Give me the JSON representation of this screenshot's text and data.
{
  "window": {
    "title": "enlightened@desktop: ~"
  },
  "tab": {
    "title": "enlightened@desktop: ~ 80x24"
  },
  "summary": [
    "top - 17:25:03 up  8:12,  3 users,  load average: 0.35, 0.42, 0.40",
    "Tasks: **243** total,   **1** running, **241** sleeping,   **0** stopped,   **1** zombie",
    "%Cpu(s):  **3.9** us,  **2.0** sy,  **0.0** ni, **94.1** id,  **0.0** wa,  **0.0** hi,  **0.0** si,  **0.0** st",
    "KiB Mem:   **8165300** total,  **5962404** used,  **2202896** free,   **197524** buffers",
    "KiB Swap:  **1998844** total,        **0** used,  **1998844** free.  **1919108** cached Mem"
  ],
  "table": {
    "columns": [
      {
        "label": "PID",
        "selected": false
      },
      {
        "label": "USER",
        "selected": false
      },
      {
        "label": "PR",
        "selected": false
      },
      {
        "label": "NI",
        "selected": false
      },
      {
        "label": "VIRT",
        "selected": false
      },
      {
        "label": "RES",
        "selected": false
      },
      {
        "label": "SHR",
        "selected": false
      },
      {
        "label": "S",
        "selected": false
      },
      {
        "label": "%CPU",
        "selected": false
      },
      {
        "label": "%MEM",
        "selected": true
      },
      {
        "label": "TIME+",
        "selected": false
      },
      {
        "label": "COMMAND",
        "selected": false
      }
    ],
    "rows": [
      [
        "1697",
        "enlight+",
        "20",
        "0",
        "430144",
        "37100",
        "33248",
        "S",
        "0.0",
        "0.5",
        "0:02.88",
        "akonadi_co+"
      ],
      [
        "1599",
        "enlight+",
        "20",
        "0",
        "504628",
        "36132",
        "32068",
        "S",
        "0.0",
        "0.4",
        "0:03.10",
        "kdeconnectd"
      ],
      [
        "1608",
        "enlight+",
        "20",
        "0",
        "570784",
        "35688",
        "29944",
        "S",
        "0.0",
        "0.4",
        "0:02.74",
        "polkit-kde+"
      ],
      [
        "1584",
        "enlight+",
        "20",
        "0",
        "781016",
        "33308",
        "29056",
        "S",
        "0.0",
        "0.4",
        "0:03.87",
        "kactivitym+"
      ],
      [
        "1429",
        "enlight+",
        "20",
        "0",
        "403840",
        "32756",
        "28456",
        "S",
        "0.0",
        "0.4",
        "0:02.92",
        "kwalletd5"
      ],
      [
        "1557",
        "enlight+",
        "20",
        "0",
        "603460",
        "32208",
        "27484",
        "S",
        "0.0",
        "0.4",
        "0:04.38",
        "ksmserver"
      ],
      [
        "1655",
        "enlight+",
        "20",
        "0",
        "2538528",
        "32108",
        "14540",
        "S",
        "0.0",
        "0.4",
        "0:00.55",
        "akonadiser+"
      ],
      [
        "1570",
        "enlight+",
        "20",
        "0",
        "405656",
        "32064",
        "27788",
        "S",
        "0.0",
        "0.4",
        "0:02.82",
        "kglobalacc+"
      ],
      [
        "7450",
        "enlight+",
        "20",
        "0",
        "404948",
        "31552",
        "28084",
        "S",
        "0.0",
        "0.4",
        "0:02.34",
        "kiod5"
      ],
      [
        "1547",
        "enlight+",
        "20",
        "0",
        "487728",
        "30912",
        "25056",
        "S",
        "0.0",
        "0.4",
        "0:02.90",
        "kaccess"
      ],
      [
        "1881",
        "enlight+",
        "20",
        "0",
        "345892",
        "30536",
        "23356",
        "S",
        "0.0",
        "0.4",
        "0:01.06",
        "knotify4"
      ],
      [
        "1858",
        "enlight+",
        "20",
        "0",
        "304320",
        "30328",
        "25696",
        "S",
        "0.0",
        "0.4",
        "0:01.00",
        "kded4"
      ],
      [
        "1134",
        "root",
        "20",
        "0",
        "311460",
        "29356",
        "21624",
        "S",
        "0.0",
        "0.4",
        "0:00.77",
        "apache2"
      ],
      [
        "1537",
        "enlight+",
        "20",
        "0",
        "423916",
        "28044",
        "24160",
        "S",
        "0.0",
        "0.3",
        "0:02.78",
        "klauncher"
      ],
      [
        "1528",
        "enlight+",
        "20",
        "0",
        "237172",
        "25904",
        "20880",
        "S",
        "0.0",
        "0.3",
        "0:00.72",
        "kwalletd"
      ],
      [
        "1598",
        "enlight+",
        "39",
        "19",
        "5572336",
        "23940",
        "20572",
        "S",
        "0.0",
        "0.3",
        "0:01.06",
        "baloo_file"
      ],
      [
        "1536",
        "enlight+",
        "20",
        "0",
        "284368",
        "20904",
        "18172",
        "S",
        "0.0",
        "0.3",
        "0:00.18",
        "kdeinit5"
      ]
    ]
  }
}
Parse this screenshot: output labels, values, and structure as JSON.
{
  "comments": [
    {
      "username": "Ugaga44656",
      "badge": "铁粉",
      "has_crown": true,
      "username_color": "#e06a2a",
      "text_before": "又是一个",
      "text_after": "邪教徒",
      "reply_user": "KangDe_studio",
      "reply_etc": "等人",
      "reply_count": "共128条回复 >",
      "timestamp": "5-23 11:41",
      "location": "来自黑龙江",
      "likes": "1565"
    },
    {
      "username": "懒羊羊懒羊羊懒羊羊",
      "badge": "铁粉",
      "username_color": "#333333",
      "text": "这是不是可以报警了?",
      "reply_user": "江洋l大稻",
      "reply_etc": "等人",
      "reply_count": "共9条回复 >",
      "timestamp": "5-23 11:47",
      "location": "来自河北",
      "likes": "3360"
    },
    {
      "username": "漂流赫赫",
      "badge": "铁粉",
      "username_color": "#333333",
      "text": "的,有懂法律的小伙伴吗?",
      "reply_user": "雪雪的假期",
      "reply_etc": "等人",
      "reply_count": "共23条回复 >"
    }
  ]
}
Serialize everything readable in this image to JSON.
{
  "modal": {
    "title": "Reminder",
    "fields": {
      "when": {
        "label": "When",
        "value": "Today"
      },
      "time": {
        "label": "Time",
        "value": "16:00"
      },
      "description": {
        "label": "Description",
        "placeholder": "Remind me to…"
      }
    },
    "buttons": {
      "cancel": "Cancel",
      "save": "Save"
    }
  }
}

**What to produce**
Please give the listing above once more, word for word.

**Exercise solution**
Give me the JSON representation of this screenshot's text and data.
{
  "window": {
    "title": "enlightened@desktop: ~"
  },
  "tab": {
    "title": "enlightened@desktop: ~ 80x24"
  },
  "summary": [
    "top - 17:25:03 up  8:12,  3 users,  load average: 0.35, 0.42, 0.40",
    "Tasks: **243** total,   **1** running, **241** sleeping,   **0** stopped,   **1** zombie",
    "%Cpu(s):  **3.9** us,  **2.0** sy,  **0.0** ni, **94.1** id,  **0.0** wa,  **0.0** hi,  **0.0** si,  **0.0** st",
    "KiB Mem:   **8165300** total,  **5962404** used,  **2202896** free,   **197524** buffers",
    "KiB Swap:  **1998844** total,        **0** used,  **1998844** free.  **1919108** cached Mem"
  ],
  "table": {
    "columns": [
      {
        "label": "PID",
        "selected": false
      },
      {
        "label": "USER",
        "selected": false
      },
      {
        "label": "PR",
        "selected": false
      },
      {
        "label": "NI",
        "selected": false
      },
      {
        "label": "VIRT",
        "selected": false
      },
      {
        "label": "RES",
        "selected": false
      },
      {
        "label": "SHR",
        "selected": false
      },
      {
        "label": "S",
        "selected": false
      },
      {
        "label": "%CPU",
        "selected": false
      },
      {
        "label": "%MEM",
        "selected": true
      },
      {
        "label": "TIME+",
        "selected": false
      },
      {
        "label": "COMMAND",
        "selected": false
      }
    ],
    "rows": [
      [
        "1697",
        "enlight+",
        "20",
        "0",
        "430144",
        "37100",
        "33248",
        "S",
        "0.0",
        "0.5",
        "0:02.88",
        "akonadi_co+"
      ],
      [
        "1599",
        "enlight+",
        "20",
        "0",
        "504628",
        "36132",
        "32068",
        "S",
        "0.0",
        "0.4",
        "0:03.10",
        "kdeconnectd"
      ],
      [
        "1608",
        "enlight+",
        "20",
        "0",
        "570784",
        "35688",
        "29944",
        "S",
        "0.0",
        "0.4",
        "0:02.74",
        "polkit-kde+"
      ],
      [
        "1584",
        "enlight+",
        "20",
        "0",
        "781016",
        "33308",
        "29056",
        "S",
        "0.0",
        "0.4",
        "0:03.87",
        "kactivitym+"
      ],
      [
        "1429",
        "enlight+",
        "20",
        "0",
        "403840",
        "32756",
        "28456",
        "S",
        "0.0",
        "0.4",
        "0:02.92",
        "kwalletd5"
      ],
      [
        "1557",
        "enlight+",
        "20",
        "0",
        "603460",
        "32208",
        "27484",
        "S",
        "0.0",
        "0.4",
        "0:04.38",
        "ksmserver"
      ],
      [
        "1655",
        "enlight+",
        "20",
        "0",
        "2538528",
        "32108",
        "14540",
        "S",
        "0.0",
        "0.4",
        "0:00.55",
        "akonadiser+"
      ],
      [
        "1570",
        "enlight+",
        "20",
        "0",
        "405656",
        "32064",
        "27788",
        "S",
        "0.0",
        "0.4",
        "0:02.82",
        "kglobalacc+"
      ],
      [
        "7450",
        "enlight+",
        "20",
        "0",
        "404948",
        "31552",
        "28084",
        "S",
        "0.0",
        "0.4",
        "0:02.34",
        "kiod5"
      ],
      [
        "1547",
        "enlight+",
        "20",
        "0",
        "487728",
        "30912",
        "25056",
        "S",
        "0.0",
        "0.4",
        "0:02.90",
        "kaccess"
      ],
      [
        "1881",
        "enlight+",
        "20",
        "0",
        "345892",
        "30536",
        "23356",
        "S",
        "0.0",
        "0.4",
        "0:01.06",
        "knotify4"
      ],
      [
        "1858",
        "enlight+",
        "20",
        "0",
        "304320",
        "30328",
        "25696",
        "S",
        "0.0",
        "0.4",
        "0:01.00",
        "kded4"
      ],
      [
        "1134",
        "root",
        "20",
        "0",
        "311460",
        "29356",
        "21624",
        "S",
        "0.0",
        "0.4",
        "0:00.77",
        "apache2"
      ],
      [
        "1537",
        "enlight+",
        "20",
        "0",
        "423916",
        "28044",
        "24160",
        "S",
        "0.0",
        "0.3",
        "0:02.78",
        "klauncher"
      ],
      [
        "1528",
        "enlight+",
        "20",
        "0",
        "237172",
        "25904",
        "20880",
        "S",
        "0.0",
        "0.3",
        "0:00.72",
        "kwalletd"
      ],
      [
        "1598",
        "enlight+",
        "39",
        "19",
        "5572336",
        "23940",
        "20572",
        "S",
        "0.0",
        "0.3",
        "0:01.06",
        "baloo_file"
      ],
      [
        "1536",
        "enlight+",
        "20",
        "0",
        "284368",
        "20904",
        "18172",
        "S",
        "0.0",
        "0.3",
        "0:00.18",
        "kdeinit5"
      ]
    ]
  }
}
Parse this screenshot: output labels, values, and structure as JSON.
{
  "comments": [
    {
      "username": "Ugaga44656",
      "badge": "铁粉",
      "has_crown": true,
      "username_color": "#e06a2a",
      "text_before": "又是一个",
      "text_after": "邪教徒",
      "reply_user": "KangDe_studio",
      "reply_etc": "等人",
      "reply_count": "共128条回复 >",
      "timestamp": "5-23 11:41",
      "location": "来自黑龙江",
      "likes": "1565"
    },
    {
      "username": "懒羊羊懒羊羊懒羊羊",
      "badge": "铁粉",
      "username_color": "#333333",
      "text": "这是不是可以报警了?",
      "reply_user": "江洋l大稻",
      "reply_etc": "等人",
      "reply_count": "共9条回复 >",
      "timestamp": "5-23 11:47",
      "location": "来自河北",
      "likes": "3360"
    },
    {
      "username": "漂流赫赫",
      "badge": "铁粉",
      "username_color": "#333333",
      "text": "的,有懂法律的小伙伴吗?",
      "reply_user": "雪雪的假期",
      "reply_etc": "等人",
      "reply_count": "共23条回复 >"
    }
  ]
}
Serialize everything readable in this image to JSON.
{
  "modal": {
    "title": "Reminder",
    "fields": {
      "when": {
        "label": "When",
        "value": "Today"
      },
      "time": {
        "label": "Time",
        "value": "16:00"
      },
      "description": {
        "label": "Description",
        "placeholder": "Remind me to…"
      }
    },
    "buttons": {
      "cancel": "Cancel",
      "save": "Save"
    }
  }
}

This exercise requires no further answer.